Excerpts from an interface dataset:
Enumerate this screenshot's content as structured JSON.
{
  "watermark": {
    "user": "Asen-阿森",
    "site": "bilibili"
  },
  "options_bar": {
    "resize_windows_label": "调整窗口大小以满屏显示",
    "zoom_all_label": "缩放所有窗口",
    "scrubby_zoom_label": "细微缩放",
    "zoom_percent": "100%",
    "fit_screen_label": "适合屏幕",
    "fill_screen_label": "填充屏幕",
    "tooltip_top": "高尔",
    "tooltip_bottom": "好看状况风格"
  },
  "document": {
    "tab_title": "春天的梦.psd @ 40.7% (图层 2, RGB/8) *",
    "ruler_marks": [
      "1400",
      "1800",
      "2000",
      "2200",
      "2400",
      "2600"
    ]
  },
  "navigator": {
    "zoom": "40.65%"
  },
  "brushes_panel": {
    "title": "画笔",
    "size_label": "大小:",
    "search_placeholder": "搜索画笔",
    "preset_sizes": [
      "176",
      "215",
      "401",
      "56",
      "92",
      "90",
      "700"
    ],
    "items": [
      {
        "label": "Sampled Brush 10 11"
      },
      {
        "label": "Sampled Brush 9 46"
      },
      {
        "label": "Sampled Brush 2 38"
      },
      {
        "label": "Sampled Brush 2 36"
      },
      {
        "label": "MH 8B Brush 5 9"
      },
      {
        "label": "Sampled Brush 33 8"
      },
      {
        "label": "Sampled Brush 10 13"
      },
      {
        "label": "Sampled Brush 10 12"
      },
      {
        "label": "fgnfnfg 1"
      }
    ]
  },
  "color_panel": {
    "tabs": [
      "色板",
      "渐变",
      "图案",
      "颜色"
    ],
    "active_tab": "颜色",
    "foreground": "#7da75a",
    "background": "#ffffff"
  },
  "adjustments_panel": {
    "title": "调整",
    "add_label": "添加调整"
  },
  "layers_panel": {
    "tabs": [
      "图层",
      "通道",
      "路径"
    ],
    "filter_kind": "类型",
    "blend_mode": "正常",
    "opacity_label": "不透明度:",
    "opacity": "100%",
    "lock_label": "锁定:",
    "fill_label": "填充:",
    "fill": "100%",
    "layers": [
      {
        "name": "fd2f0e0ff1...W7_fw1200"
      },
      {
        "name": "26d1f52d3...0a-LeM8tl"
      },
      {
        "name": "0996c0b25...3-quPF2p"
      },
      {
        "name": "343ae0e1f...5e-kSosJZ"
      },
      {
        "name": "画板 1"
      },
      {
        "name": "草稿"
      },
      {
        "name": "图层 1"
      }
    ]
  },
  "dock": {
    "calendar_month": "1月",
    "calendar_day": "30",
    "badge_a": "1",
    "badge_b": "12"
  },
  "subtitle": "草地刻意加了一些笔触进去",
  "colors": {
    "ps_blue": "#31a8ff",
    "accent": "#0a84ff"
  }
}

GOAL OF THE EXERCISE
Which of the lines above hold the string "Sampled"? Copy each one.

RESULT OF THE EXERCISE
        "label": "Sampled Brush 10 11"
        "label": "Sampled Brush 9 46"
        "label": "Sampled Brush 2 38"
        "label": "Sampled Brush 2 36"
        "label": "Sampled Brush 33 8"
        "label": "Sampled Brush 10 13"
        "label": "Sampled Brush 10 12"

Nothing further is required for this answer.